When Cheri Knight arrived in Olympia, Washington in 1979, it was not the hotbed of underground music it was soon to become through Bruce Pavitt’s Subterranean Pop fanzine and the founding of K Records. Despite being the state capital, it was a dreary and largely abandoned small town, with little happening beyond the mundane work of government agencies and the bars regularly attended by the people who carried it out. But there was a secret Olympia tucked away in the woods on the periphery of town based around the Evergreen State College; an experimental school with no grades, fraternities, or sports, where students created their own independent and interdisciplinary courses of study. Importantly, the school featured an electronic music studio with a Buchla synthesizer, two larger recording studios, and many audio engineering students needing projects to hone their skills with very few limitations on studio time.

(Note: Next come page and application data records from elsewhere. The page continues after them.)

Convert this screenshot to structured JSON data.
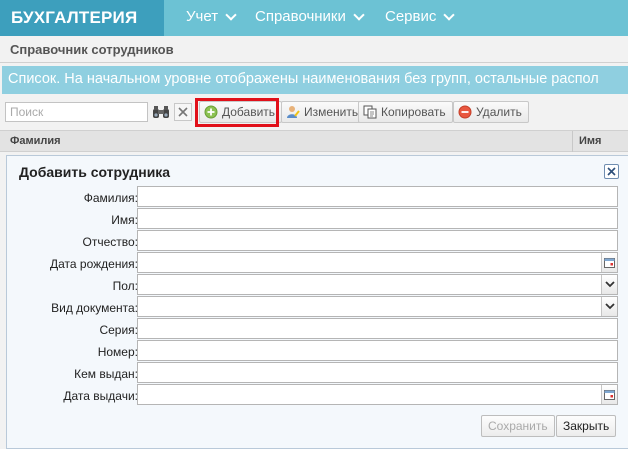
{
  "app": {
    "brand": "БУХГАЛТЕРИЯ"
  },
  "nav": [
    {
      "label": "Учет"
    },
    {
      "label": "Справочники"
    },
    {
      "label": "Сервис"
    }
  ],
  "page": {
    "title": "Справочник сотрудников",
    "info": "Список. На начальном уровне отображены наименования без групп, остальные распол"
  },
  "toolbar": {
    "search_placeholder": "Поиск",
    "add": "Добавить",
    "edit": "Изменить",
    "copy": "Копировать",
    "delete": "Удалить"
  },
  "grid": {
    "columns": [
      "Фамилия",
      "Имя"
    ]
  },
  "dialog": {
    "title": "Добавить сотрудника",
    "fields": [
      {
        "label": "Фамилия:",
        "value": ""
      },
      {
        "label": "Имя:",
        "value": ""
      },
      {
        "label": "Отчество:",
        "value": ""
      },
      {
        "label": "Дата рождения:",
        "value": ""
      },
      {
        "label": "Пол:",
        "value": ""
      },
      {
        "label": "Вид документа:",
        "value": ""
      },
      {
        "label": "Серия:",
        "value": ""
      },
      {
        "label": "Номер:",
        "value": ""
      },
      {
        "label": "Кем выдан:",
        "value": ""
      },
      {
        "label": "Дата выдачи:",
        "value": ""
      }
    ],
    "save": "Сохранить",
    "close": "Закрыть"
  },
  "colors": {
    "nav_bg": "#6cc2d4",
    "brand_bg": "#3d9fbd",
    "info_bg": "#8fcfe0",
    "highlight": "#e1101a"
  }
}
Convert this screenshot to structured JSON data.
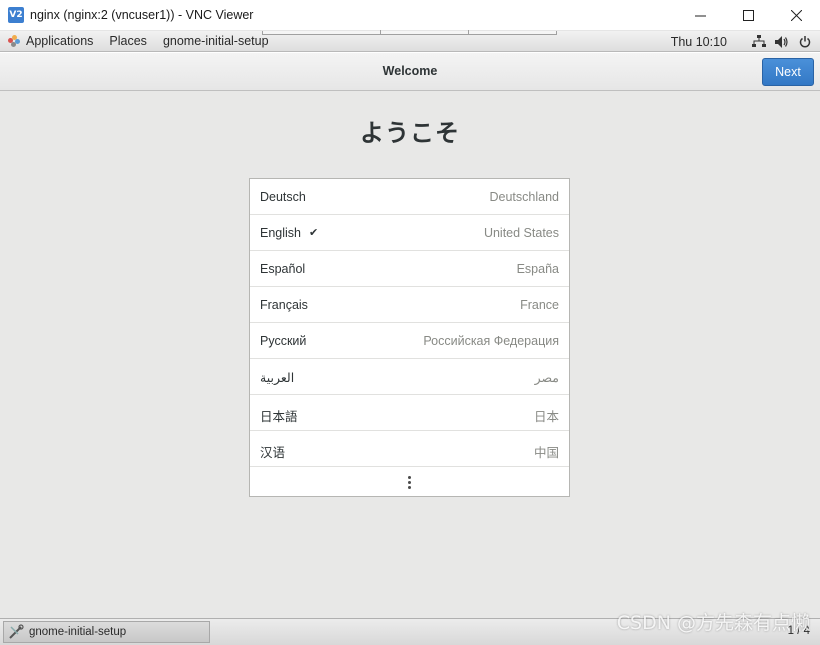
{
  "window": {
    "title": "nginx (nginx:2 (vncuser1)) - VNC Viewer",
    "logo_text": "V2"
  },
  "topbar": {
    "applications": "Applications",
    "places": "Places",
    "app_menu": "gnome-initial-setup",
    "clock": "Thu 10:10",
    "icons": [
      "network-icon",
      "volume-icon",
      "power-icon"
    ]
  },
  "header": {
    "title": "Welcome",
    "next_label": "Next",
    "accent": "#3a7ecb"
  },
  "main": {
    "heading": "ようこそ",
    "languages": [
      {
        "name": "Deutsch",
        "region": "Deutschland",
        "selected": false
      },
      {
        "name": "English",
        "region": "United States",
        "selected": true
      },
      {
        "name": "Español",
        "region": "España",
        "selected": false
      },
      {
        "name": "Français",
        "region": "France",
        "selected": false
      },
      {
        "name": "Русский",
        "region": "Российская Федерация",
        "selected": false
      },
      {
        "name": "العربية",
        "region": "مصر",
        "selected": false
      },
      {
        "name": "日本語",
        "region": "日本",
        "selected": false
      },
      {
        "name": "汉语",
        "region": "中国",
        "selected": false
      }
    ],
    "check_mark": "✔"
  },
  "taskbar": {
    "task_label": "gnome-initial-setup",
    "workspace": "1 / 4"
  },
  "watermark": "CSDN @方先森有点懒"
}
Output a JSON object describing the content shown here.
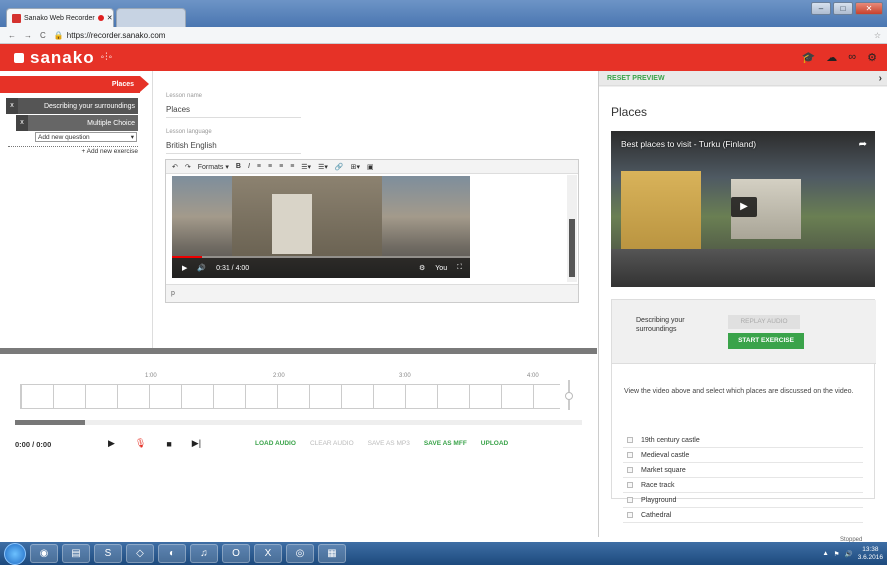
{
  "browser": {
    "tab_title": "Sanako Web Recorder",
    "url": "https://recorder.sanako.com",
    "win_min": "–",
    "win_max": "□",
    "win_close": "✕"
  },
  "app": {
    "logo": "sanako",
    "header_icons": [
      "graduation-cap-icon",
      "cloud-icon",
      "link-icon",
      "gear-icon"
    ]
  },
  "tree": {
    "lesson": "Places",
    "exercise": "Describing your surroundings",
    "question": "Multiple Choice",
    "add_question": "Add new question",
    "add_exercise": "+ Add new exercise",
    "remove_label": "x"
  },
  "editor": {
    "lesson_name_label": "Lesson name",
    "lesson_name": "Places",
    "lesson_language_label": "Lesson language",
    "lesson_language": "British English",
    "toolbar_formats": "Formats ▾",
    "toolbar_bold": "B",
    "toolbar_italic": "I",
    "video_time": "0:31 / 4:00",
    "status_path": "p"
  },
  "audio": {
    "time": "0:00 / 0:00",
    "ticks": [
      "1:00",
      "2:00",
      "3:00",
      "4:00"
    ],
    "load": "LOAD AUDIO",
    "clear": "CLEAR AUDIO",
    "save_mp3": "SAVE AS MP3",
    "save_mff": "SAVE AS MFF",
    "upload": "UPLOAD"
  },
  "preview": {
    "reset": "RESET PREVIEW",
    "title": "Places",
    "video_title": "Best places to visit - Turku (Finland)",
    "exercise_name": "Describing your surroundings",
    "replay": "REPLAY AUDIO",
    "start": "START EXERCISE",
    "instructions": "View the video above and select which places are discussed on the video.",
    "options": [
      "19th century castle",
      "Medieval castle",
      "Market square",
      "Race track",
      "Playground",
      "Cathedral"
    ]
  },
  "status": {
    "stopped": "Stopped",
    "clock_time": "13:38",
    "clock_date": "3.6.2016"
  }
}
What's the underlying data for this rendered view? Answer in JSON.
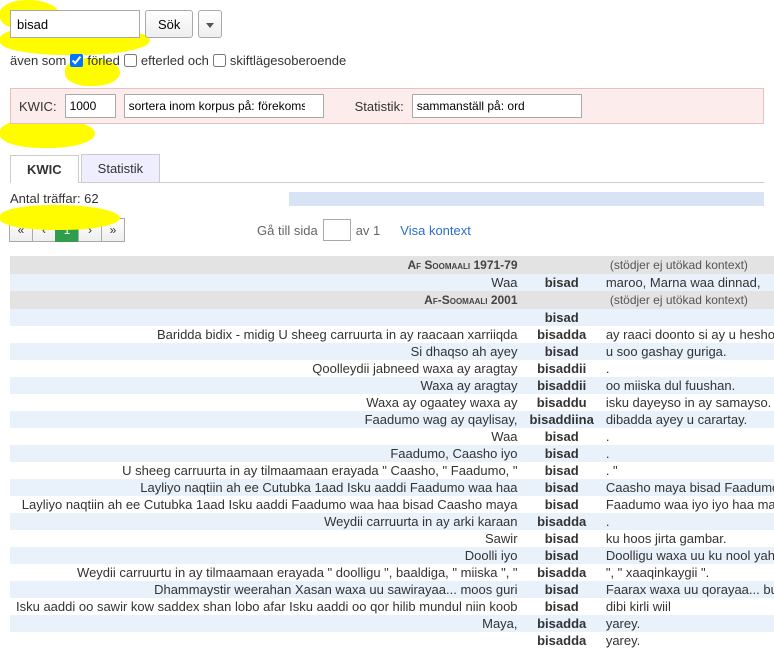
{
  "search": {
    "value": "bisad",
    "button": "Sök"
  },
  "options": {
    "prefix": "även som",
    "forled": "förled",
    "efterled": "efterled och",
    "case": "skiftlägesoberoende"
  },
  "bar": {
    "kwic_label": "KWIC:",
    "kwic_value": "1000",
    "sort_value": "sortera inom korpus på: förekomst",
    "stat_label": "Statistik:",
    "stat_value": "sammanställ på: ord"
  },
  "tabs": {
    "kwic": "KWIC",
    "stat": "Statistik"
  },
  "hits": {
    "label": "Antal träffar: 62"
  },
  "pager": {
    "first": "«",
    "prev": "‹",
    "cur": "1",
    "next": "›",
    "last": "»",
    "goto": "Gå till sida",
    "of": "av 1",
    "context": "Visa kontext"
  },
  "corpora": [
    {
      "name": "Af Soomaali 1971-79",
      "note": "(stödjer ej utökad kontext)"
    },
    {
      "name": "Af-Soomaali 2001",
      "note": "(stödjer ej utökad kontext)"
    }
  ],
  "rows1": [
    {
      "l": "Waa",
      "k": "bisad",
      "r": "maroo, Marna waa dinnad,"
    }
  ],
  "rows2": [
    {
      "l": "",
      "k": "bisad",
      "r": ""
    },
    {
      "l": "Baridda bidix - midig U sheeg carruurta in ay raacaan xarriiqda",
      "k": "bisadda",
      "r": "ay raaci doonto si ay u hesho cunta"
    },
    {
      "l": "Si dhaqso ah ayey",
      "k": "bisad",
      "r": "u soo gashay guriga."
    },
    {
      "l": "Qoolleydii jabneed waxa ay aragtay",
      "k": "bisaddii",
      "r": "."
    },
    {
      "l": "Waxa ay aragtay",
      "k": "bisaddii",
      "r": "oo miiska dul fuushan."
    },
    {
      "l": "Waxa ay ogaatey waxa ay",
      "k": "bisaddu",
      "r": "isku dayeyso in ay samayso."
    },
    {
      "l": "Faadumo wag ay qaylisay,",
      "k": "bisaddiina",
      "r": "dibadda ayey u carartay."
    },
    {
      "l": "Waa",
      "k": "bisad",
      "r": "."
    },
    {
      "l": "Faadumo, Caasho iyo",
      "k": "bisad",
      "r": "."
    },
    {
      "l": "U sheeg carruurta in ay tilmaamaan erayada \" Caasho, \" Faadumo, \"",
      "k": "bisad",
      "r": ". \""
    },
    {
      "l": "Layliyo naqtiin ah ee Cutubka 1aad Isku aaddi Faadumo waa haa",
      "k": "bisad",
      "r": "Caasho maya bisad Faadumo waa "
    },
    {
      "l": "Layliyo naqtiin ah ee Cutubka 1aad Isku aaddi Faadumo waa haa bisad Caasho maya",
      "k": "bisad",
      "r": "Faadumo waa iyo iyo haa maya Ca"
    },
    {
      "l": "Weydii carruurta in ay arki karaan",
      "k": "bisadda",
      "r": "."
    },
    {
      "l": "Sawir",
      "k": "bisad",
      "r": "ku hoos jirta gambar."
    },
    {
      "l": "Doolli iyo",
      "k": "bisad",
      "r": "Doolligu waxa uu ku nool yahay me"
    },
    {
      "l": "Weydii carruurtu in ay tilmaamaan erayada \" doolligu \", baaldiga, \" miiska \", \"",
      "k": "bisadda",
      "r": "\", \" xaaqinkaygii \"."
    },
    {
      "l": "Dhammaystir weerahan Xasan waxa uu sawirayaa... moos guri",
      "k": "bisad",
      "r": "Faarax waxa uu qorayaa... buug ma"
    },
    {
      "l": "Isku aaddi oo sawir kow saddex shan lobo afar Isku aaddi oo qor hilib mundul niin koob",
      "k": "bisad",
      "r": "dibi kirli wiil"
    },
    {
      "l": "Maya,",
      "k": "bisadda",
      "r": "yarey."
    },
    {
      "l": "",
      "k": "bisadda",
      "r": "yarey."
    }
  ]
}
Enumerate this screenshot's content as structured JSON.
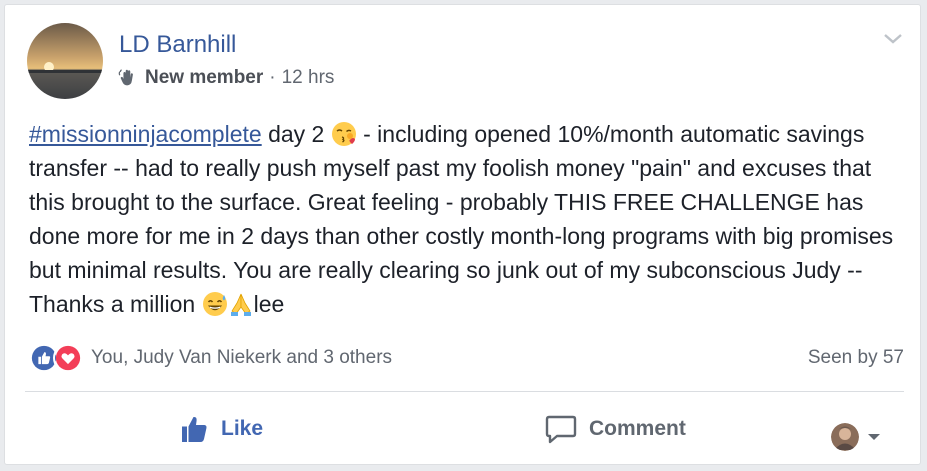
{
  "post": {
    "author": "LD Barnhill",
    "badge": "New member",
    "separator": "·",
    "timestamp": "12 hrs",
    "hashtag": "#missionninjacomplete",
    "text_after_hashtag": " day 2 ",
    "text_main": " - including opened 10%/month automatic savings transfer -- had to really push myself past my foolish money \"pain\" and excuses that this brought to the surface. Great feeling - probably THIS FREE CHALLENGE has done more for me in 2 days than other costly month-long programs with big promises but minimal results. You are really clearing so junk out of my subconscious Judy -- Thanks a million ",
    "text_end": "lee"
  },
  "reactions": {
    "names": "You, Judy Van Niekerk and 3 others",
    "seen": "Seen by 57"
  },
  "actions": {
    "like": "Like",
    "comment": "Comment"
  },
  "icons": {
    "badge": "wave-hand-icon",
    "emoji1": "kissing-face-icon",
    "emoji2": "grinning-sweat-face-icon",
    "emoji3": "folded-hands-icon"
  },
  "colors": {
    "link": "#365899",
    "like_blue": "#4267b2",
    "love_red": "#f33e58"
  }
}
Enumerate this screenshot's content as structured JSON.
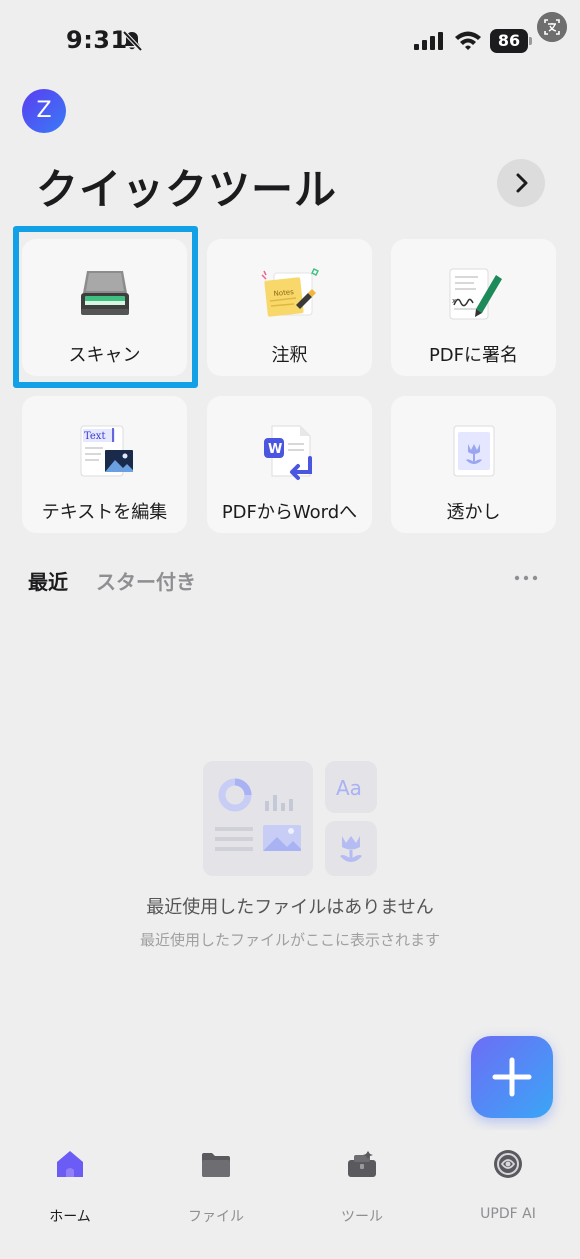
{
  "status_bar": {
    "time": "9:31",
    "battery": "86",
    "icons": [
      "bell-slash-icon",
      "cellular-signal-icon",
      "wifi-icon",
      "battery-icon",
      "translate-icon"
    ]
  },
  "header": {
    "avatar_initial": "Z",
    "title": "クイックツール",
    "arrow_icon": "chevron-right-icon"
  },
  "tools": [
    {
      "label": "スキャン",
      "icon": "scanner-icon",
      "highlighted": true
    },
    {
      "label": "注釈",
      "icon": "sticky-note-icon"
    },
    {
      "label": "PDFに署名",
      "icon": "signature-pen-icon"
    },
    {
      "label": "テキストを編集",
      "icon": "edit-text-icon"
    },
    {
      "label": "PDFからWordへ",
      "icon": "pdf-to-word-icon"
    },
    {
      "label": "透かし",
      "icon": "watermark-icon"
    }
  ],
  "tabs": [
    {
      "label": "最近",
      "active": true
    },
    {
      "label": "スター付き",
      "active": false
    }
  ],
  "empty_state": {
    "illustration_text": "Aa",
    "title": "最近使用したファイルはありません",
    "subtitle": "最近使用したファイルがここに表示されます"
  },
  "fab_icon": "plus-icon",
  "bottom_nav": [
    {
      "label": "ホーム",
      "icon": "home-icon",
      "active": true
    },
    {
      "label": "ファイル",
      "icon": "folder-icon",
      "active": false
    },
    {
      "label": "ツール",
      "icon": "toolbox-icon",
      "active": false
    },
    {
      "label": "UPDF AI",
      "icon": "ai-icon",
      "active": false
    }
  ],
  "colors": {
    "accent": "#12a1e6",
    "background": "#eeeeee",
    "card": "#f7f7f7",
    "fab_start": "#6d6df5",
    "fab_end": "#3aa6f6",
    "nav_active": "#6b5cf6"
  }
}
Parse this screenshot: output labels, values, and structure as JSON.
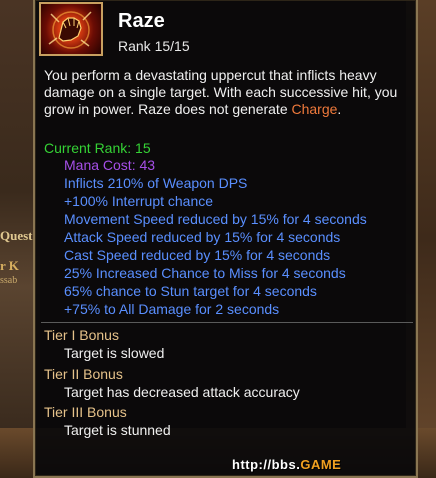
{
  "background": {
    "fragments": [
      "Quest",
      "r K",
      "ssab"
    ]
  },
  "skill": {
    "icon": "raze-fist-icon",
    "name": "Raze",
    "rank": "Rank 15/15",
    "description_before": "You perform a devastating uppercut that inflicts heavy damage on a single target. With each successive hit, you grow in power. Raze does not generate ",
    "description_keyword": "Charge",
    "description_after": "."
  },
  "current": {
    "rank_label": "Current Rank: 15",
    "mana_cost": "Mana Cost: 43",
    "effects": [
      "Inflicts 210% of Weapon DPS",
      "+100% Interrupt chance",
      "Movement Speed reduced by 15% for 4 seconds",
      "Attack Speed reduced by 15% for 4 seconds",
      "Cast Speed reduced by 15% for 4 seconds",
      "25% Increased Chance to Miss for 4 seconds",
      "65% chance to Stun target for 4 seconds",
      "+75% to All Damage for 2 seconds"
    ]
  },
  "tiers": [
    {
      "heading": "Tier I Bonus",
      "detail": "Target is slowed"
    },
    {
      "heading": "Tier II Bonus",
      "detail": "Target has decreased attack accuracy"
    },
    {
      "heading": "Tier III Bonus",
      "detail": "Target is stunned"
    }
  ],
  "watermark": {
    "text": "http://bbs.",
    "suffix": "GAME"
  },
  "colors": {
    "title": "#ffffff",
    "current_rank": "#35d235",
    "mana": "#a64fe8",
    "effects": "#5a8fff",
    "tier_heading": "#e6c28a",
    "charge": "#f07a3c",
    "border": "#8a7652"
  }
}
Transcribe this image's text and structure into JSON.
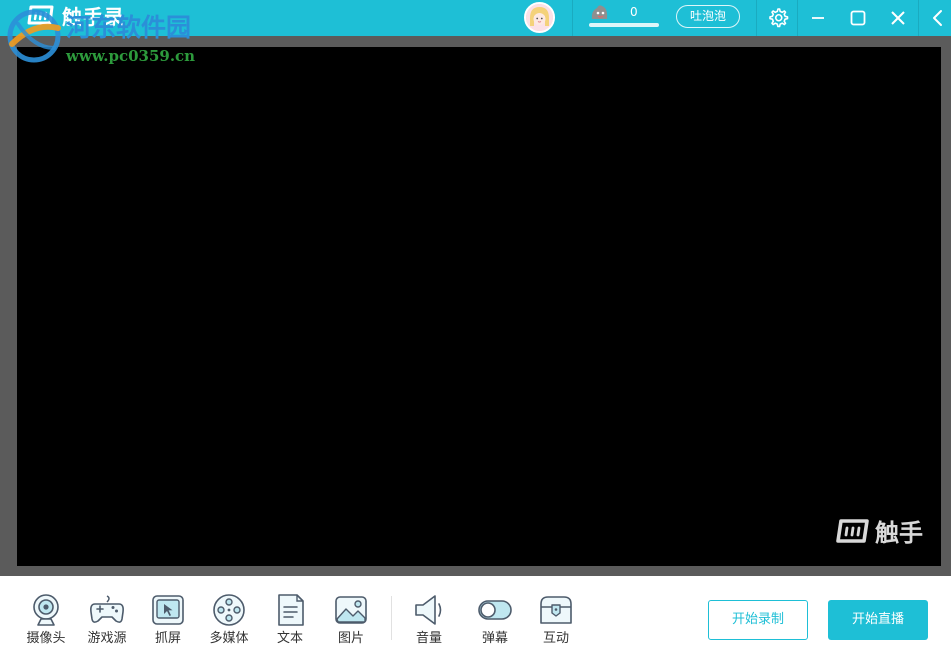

Knight had been fascinated by synthesizers since witnessing a modern dance performance to “Air on a G String” by Wendy Carlos as a child. Coming from a musical family, she took piano and clarinet lessons but was never interested in learning to read music. When making her first recording at Evergreen—a microphone test that turned into a vocal chant called “Vocalise”—Knight says in the liner notes of American Rituals that she “was finally able to find the visual ground for the sounds [she] wanted to make.” The experimental music she began composing is thus deeply informed by her synesthesia.
The songs on American Rituals were composed contemporaneously with Laurie Anderson’s Big Science, and there’s a definite similarity in their separate experimental explorations; you can hear a lot of different threads in American music converging simultaneously. But where everything about Anderson’s dulcet female sounds of doom feels meticulous and intentional, Knight’s work is guided by play and live experimentation in the studio; the lyrics to her songs were often the first thing that came to her mind.
Knight’s music took its inspiration principally from minimalist composers like Steve Reich, Philip Glass, and Terry Riley and experimental ones like John Cage and Pauline Oliveros, who Knight actually studied with at the Zen Arts Center in Mount Tremper, New York. The time Knight spent studying with Oliveros and her then-partner, the performance artist Linda Montano, brought on the incorporation of more avant-garde performance practices and influences from Buddhism, particularly in the song “Breathe,” which pairs a seemingly calming vocal with an unsettling bassline. The repetition of phasing-heavy songs like “Prime Numbers” and “Hear/Say” are additional evidence that music was a form of meditative practice for Knight. “Tips on Filmmaking” and “Water Project #2261” show off more of that minimalist influence, as well as the generous collection of instruments in the studio at Evergreen, featuring marimba, piano, vibraphone, and glockenspiel. “No One’s Hands” tells the story of Knight’s meeting with acclaimed poet Diane Wakoski in hushed whispers beneath a reverential, harmonious chant over the course of 12 fascinating minutes in which half of the pleasure is trying to make out the story. And if you really listen, you can hear Heather Lewis’s future heartfelt a cappella rippers with Beat Happening breathe inside of “Primary Colors,” too.